(TASK PROMPT): Restate each entry exactly, without pictures.
[DATA FOR THIS TASK Boundary: Start]
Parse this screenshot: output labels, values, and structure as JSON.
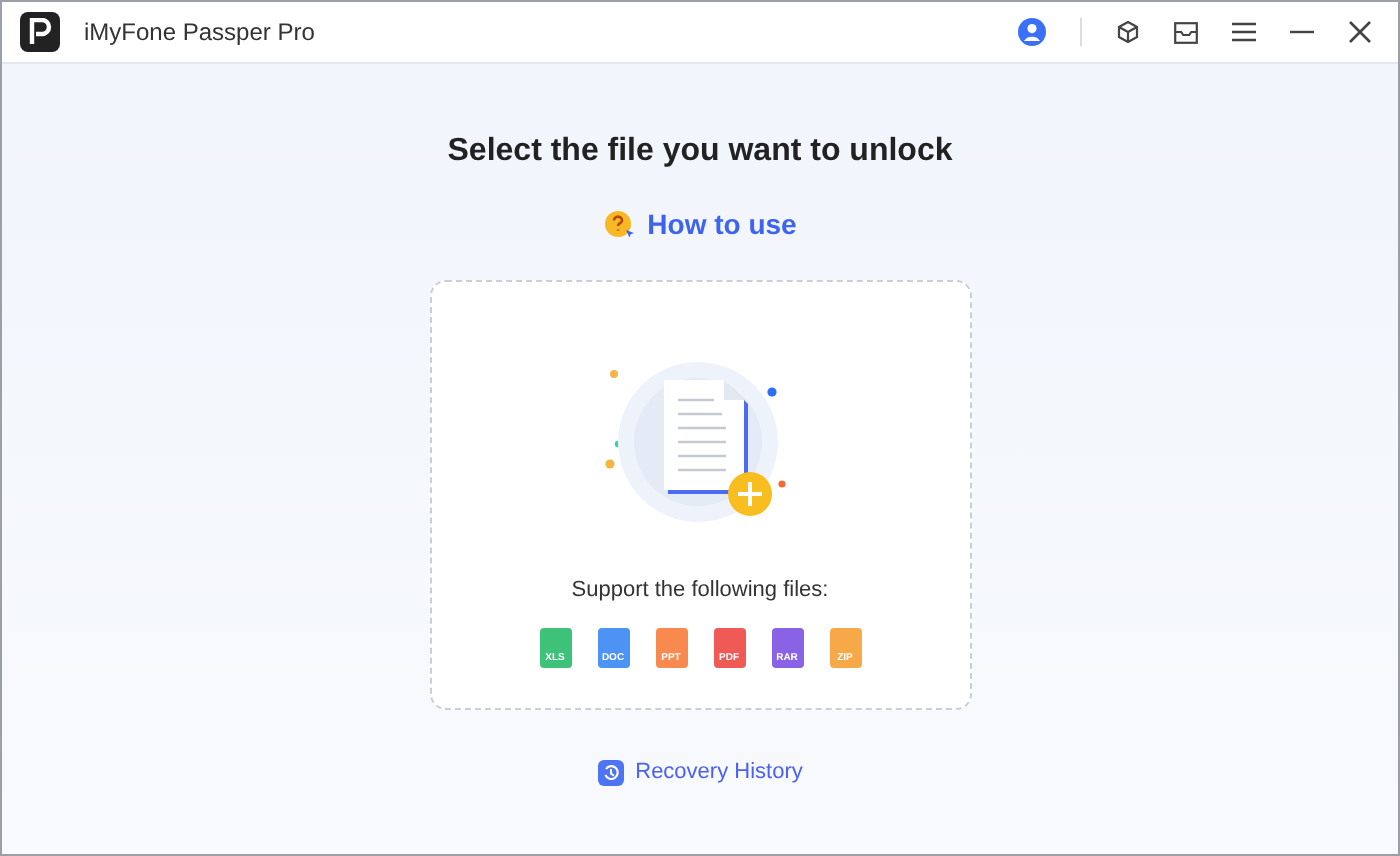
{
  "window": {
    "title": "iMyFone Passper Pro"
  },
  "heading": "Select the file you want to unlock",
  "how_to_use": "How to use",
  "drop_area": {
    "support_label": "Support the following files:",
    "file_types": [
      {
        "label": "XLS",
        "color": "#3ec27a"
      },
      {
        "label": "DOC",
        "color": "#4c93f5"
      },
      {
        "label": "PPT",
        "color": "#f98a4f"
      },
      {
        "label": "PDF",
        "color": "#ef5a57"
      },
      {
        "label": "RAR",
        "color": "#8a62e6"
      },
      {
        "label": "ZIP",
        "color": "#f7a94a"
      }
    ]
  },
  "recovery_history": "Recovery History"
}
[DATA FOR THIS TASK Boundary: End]
(WRITTEN SOLUTION):
Parse this screenshot: output labels, values, and structure as JSON.
{
  "window": {
    "title": "iMyFone Passper Pro"
  },
  "heading": "Select the file you want to unlock",
  "how_to_use": "How to use",
  "drop_area": {
    "support_label": "Support the following files:",
    "file_types": [
      {
        "label": "XLS",
        "color": "#3ec27a"
      },
      {
        "label": "DOC",
        "color": "#4c93f5"
      },
      {
        "label": "PPT",
        "color": "#f98a4f"
      },
      {
        "label": "PDF",
        "color": "#ef5a57"
      },
      {
        "label": "RAR",
        "color": "#8a62e6"
      },
      {
        "label": "ZIP",
        "color": "#f7a94a"
      }
    ]
  },
  "recovery_history": "Recovery History"
}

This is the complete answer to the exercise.